I was thinking of putting a sound in the background of my page but it seems to take too long to load. My wav file is 14 sec and 1.21 mb in size. is there a way to condense this or a way to change ext so that it wont be so large?
Originally posted by Dave Clark It takes special software to convert one audio format to another.
You can change a WAV compression in the RECORDER accessory that comes with Windows.
and they can't be compressed.
You can change to a compressed format using the accessory mentioned above. When you select the 8-bit mono format at 8khz rate, you get G.711 (mu-law) compression. A 64k file will run for 8 seconds. So, the 14 second WAV would take 115k. Of course it won't sound quite as good as it used to...
Since listening to some of you guys comments is like trying to understand opera written in greek, I'll just say this...
You guys all have offered much to my ponder and I appreciate your time. You guys are ALL great! I'd be lost at times without you. I did change/compress the file a bit in windows recorder and it cut it all the way down to 100K which is tolerable, especially with this command:
<EMBED autostart="False" SRC="Myfile.wav">
Worked great and I learned something. That's the ultimate goal anyway right... success and learning.
Originally posted by Dave Clark merely reducing the effective sampling rate ... resulting in a loss of quality?
FWIW, when you change a WAV file to 8-bit, it *does* compress the file from 16-bit linear to 8-bit PCM. The uncompression is done by a CODEC on playback. You could take that same file and uncompress it using Sound Recorder, but you would not have the same answer as the original - you would have distortion. In fact, you have distortion comparing the playback of the original file and the compressed file. Loss of information = loss of playback quality. It just depends on how much you can stand.
How many people would record "White Christmas" from an old 78 RPM record and put it on the web in 44khz 16-bit stereo (probably a lot - they wouldn't know the difference)? :-)
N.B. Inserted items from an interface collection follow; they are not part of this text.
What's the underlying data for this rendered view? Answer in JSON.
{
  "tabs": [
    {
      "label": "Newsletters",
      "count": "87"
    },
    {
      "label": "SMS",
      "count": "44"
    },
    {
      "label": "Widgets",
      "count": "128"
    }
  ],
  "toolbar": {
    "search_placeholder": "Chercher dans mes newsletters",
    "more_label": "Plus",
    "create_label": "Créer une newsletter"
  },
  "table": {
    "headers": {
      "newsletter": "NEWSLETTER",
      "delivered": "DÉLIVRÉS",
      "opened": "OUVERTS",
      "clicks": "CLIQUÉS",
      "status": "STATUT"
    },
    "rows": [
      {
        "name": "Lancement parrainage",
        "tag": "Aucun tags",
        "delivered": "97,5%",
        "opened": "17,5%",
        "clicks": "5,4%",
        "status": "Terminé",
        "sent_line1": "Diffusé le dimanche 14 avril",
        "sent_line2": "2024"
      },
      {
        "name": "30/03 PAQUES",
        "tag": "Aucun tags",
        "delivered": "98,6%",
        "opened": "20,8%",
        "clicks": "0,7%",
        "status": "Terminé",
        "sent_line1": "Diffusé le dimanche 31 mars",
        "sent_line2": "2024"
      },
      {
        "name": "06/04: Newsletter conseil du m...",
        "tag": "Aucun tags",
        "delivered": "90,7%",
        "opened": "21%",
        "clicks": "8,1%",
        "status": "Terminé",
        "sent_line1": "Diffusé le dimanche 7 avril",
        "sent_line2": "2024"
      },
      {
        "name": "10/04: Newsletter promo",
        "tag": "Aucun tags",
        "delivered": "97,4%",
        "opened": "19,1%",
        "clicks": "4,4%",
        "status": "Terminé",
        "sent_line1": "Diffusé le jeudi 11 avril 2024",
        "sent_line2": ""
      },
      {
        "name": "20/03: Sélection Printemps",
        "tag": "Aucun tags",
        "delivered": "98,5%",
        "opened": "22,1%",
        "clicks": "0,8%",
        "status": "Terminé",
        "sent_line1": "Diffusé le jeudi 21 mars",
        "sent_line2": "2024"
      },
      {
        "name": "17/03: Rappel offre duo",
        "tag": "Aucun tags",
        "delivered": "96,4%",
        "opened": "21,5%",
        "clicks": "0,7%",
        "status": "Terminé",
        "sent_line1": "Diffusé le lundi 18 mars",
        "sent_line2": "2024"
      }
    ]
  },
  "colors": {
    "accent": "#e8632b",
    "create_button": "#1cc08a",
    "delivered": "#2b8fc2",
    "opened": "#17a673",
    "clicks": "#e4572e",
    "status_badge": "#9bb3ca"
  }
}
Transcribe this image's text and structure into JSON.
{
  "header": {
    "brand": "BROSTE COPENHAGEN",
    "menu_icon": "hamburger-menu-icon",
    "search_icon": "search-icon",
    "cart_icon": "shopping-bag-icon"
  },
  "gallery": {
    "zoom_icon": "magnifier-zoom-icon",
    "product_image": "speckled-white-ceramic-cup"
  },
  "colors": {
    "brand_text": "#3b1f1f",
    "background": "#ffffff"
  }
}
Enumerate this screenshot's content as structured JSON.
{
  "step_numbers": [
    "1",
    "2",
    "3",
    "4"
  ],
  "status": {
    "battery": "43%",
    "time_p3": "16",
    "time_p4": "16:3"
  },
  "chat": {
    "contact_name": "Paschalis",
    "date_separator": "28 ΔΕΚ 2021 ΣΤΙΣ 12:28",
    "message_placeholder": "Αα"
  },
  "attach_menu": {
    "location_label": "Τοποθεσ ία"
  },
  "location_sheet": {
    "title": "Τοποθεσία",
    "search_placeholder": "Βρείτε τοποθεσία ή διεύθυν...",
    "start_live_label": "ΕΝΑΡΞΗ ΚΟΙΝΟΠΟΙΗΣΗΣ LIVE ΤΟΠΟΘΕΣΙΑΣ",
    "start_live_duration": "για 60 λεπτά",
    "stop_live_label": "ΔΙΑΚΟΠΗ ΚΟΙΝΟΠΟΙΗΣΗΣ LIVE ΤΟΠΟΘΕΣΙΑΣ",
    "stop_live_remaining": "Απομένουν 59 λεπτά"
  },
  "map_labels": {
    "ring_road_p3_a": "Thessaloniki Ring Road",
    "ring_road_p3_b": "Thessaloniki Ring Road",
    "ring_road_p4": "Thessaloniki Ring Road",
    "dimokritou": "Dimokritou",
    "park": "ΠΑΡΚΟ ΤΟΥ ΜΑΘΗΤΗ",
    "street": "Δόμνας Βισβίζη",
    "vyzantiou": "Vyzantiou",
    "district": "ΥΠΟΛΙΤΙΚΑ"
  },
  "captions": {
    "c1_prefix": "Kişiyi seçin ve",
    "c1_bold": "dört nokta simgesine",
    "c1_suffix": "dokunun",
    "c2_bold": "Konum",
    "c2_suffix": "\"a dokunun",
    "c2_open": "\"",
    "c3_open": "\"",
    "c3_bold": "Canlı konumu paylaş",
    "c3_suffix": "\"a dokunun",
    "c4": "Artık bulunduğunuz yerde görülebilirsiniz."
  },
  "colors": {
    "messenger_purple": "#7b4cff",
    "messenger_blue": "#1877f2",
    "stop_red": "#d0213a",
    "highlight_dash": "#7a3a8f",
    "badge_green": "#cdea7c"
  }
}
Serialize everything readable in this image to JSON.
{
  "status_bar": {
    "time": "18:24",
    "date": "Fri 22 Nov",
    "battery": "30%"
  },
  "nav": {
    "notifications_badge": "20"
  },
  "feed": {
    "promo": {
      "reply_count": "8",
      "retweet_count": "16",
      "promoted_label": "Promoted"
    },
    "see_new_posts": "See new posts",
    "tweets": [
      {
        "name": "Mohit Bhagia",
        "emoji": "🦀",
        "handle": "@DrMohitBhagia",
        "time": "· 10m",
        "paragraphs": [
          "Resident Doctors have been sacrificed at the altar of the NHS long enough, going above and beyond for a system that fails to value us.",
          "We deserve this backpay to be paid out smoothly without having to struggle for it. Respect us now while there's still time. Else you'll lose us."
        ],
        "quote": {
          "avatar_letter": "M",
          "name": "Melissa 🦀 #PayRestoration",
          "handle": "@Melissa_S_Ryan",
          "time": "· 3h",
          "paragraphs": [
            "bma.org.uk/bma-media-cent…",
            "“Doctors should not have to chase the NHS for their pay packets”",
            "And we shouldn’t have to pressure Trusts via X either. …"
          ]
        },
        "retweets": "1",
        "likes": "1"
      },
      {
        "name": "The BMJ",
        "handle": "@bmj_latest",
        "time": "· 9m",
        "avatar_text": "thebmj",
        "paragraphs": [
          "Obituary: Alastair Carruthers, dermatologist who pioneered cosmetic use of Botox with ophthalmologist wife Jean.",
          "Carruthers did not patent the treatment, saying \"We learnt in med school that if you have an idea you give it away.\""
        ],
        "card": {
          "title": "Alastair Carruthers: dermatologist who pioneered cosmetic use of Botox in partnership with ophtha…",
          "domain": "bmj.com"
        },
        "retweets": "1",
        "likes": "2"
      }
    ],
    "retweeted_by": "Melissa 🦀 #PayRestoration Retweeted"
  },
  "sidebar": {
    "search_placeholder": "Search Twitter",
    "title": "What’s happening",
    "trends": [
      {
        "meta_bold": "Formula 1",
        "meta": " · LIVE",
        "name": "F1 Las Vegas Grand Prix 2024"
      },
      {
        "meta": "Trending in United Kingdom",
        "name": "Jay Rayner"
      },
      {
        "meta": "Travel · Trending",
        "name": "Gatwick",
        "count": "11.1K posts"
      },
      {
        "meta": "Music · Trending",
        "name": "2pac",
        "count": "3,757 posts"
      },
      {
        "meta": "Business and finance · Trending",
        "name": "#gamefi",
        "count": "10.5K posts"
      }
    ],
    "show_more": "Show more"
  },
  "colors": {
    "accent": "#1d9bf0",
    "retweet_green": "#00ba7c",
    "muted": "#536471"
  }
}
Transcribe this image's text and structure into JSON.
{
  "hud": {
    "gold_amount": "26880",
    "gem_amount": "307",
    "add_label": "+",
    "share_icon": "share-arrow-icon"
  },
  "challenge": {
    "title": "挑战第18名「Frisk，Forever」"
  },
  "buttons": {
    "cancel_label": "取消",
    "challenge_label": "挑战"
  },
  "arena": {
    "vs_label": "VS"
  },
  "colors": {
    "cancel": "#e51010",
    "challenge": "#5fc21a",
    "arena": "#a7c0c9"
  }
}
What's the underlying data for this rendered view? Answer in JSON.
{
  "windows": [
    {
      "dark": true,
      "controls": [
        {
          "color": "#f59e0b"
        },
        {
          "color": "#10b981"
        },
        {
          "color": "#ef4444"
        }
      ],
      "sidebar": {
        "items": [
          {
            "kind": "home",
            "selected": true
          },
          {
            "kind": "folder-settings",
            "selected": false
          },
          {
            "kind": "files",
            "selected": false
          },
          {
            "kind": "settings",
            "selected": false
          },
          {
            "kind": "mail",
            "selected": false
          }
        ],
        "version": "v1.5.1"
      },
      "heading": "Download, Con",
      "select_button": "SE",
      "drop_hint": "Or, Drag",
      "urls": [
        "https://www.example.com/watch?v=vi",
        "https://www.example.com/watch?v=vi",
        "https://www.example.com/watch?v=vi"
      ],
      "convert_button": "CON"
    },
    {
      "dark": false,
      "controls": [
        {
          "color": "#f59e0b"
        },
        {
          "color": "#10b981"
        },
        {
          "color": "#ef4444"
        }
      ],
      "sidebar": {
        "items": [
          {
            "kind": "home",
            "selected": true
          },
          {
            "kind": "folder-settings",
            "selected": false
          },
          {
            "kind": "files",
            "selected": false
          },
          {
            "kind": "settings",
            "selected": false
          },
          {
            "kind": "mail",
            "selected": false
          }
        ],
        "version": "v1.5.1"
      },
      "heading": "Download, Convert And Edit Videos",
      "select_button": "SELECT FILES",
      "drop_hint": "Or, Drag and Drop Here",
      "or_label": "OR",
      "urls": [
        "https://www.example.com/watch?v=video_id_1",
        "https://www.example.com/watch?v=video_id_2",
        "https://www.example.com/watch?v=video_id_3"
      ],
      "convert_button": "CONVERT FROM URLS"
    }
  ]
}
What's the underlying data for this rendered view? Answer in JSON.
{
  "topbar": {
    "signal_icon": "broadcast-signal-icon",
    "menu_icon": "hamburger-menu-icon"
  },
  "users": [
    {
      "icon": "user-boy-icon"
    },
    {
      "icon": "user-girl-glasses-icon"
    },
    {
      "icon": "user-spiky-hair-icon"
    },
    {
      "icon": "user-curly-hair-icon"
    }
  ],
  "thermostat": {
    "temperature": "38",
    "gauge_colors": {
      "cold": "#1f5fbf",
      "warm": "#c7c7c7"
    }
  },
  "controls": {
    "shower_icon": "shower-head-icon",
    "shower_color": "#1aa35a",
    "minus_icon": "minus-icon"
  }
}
Originally posted by Dave Clark Gilbert, what is that?
CODEC - Short for compressor/decompressor, a codec is any technology for compressing and decompressing data. Codecs can be implemented in software, hardware, or a combination of both.
In Windows, you can see examples of software CODECs listed under Control Panel/Multimedia/Devices/Audio Compression Codecs and Video Compression Codecs. There are a lot of algorithms, especially for speech compression. They are important for things like Net2Phone, NetMeeting, Video Conferencing and so forth, when it is important to limit digital bandwidth.
I don't know how much more you want (or care) to know. I've been working with digital audio for several years, mostly with ISDN and T1 links.
I have a .wav file that play beautifully when I click on it from explorer (not IE). When I include the following code in a table on a web page, it never plays when I click on the link. What in the world am I doint wrong?
You cannot stream a pure file MP3 directly from a web connection normally you have to use *.mpu to point to the *.mp3 if you want to stream *.mp3 format.
QuickTime *.mov format - can be used for soundtracks as well - then that can be considered an example of a format which can be streamed while downloading, so you don't always have to configure the *.mov file into it's streamable state.
Last edited by Robert Wellock; 12-19-2002 at 01:59 PM.
Haven't gotten it to the web yet. Just doing it locally right now.
As for .mp3 and .mpu, I have another page up on the web with a similar link to an .mp3 file that does just great. That's why don't seem to 'get it' with this. I was making up a Christmas card, planning to just mail the link out to everybody and on the page have a link for them to click to get the music or not. People at work don't want sudden Christmas carols playing loudly when they are supposed to be working ;>).
Do I need to have the .html and the .mp3 in the same directory? That doesn't seem necessary when the whole path is in the statment.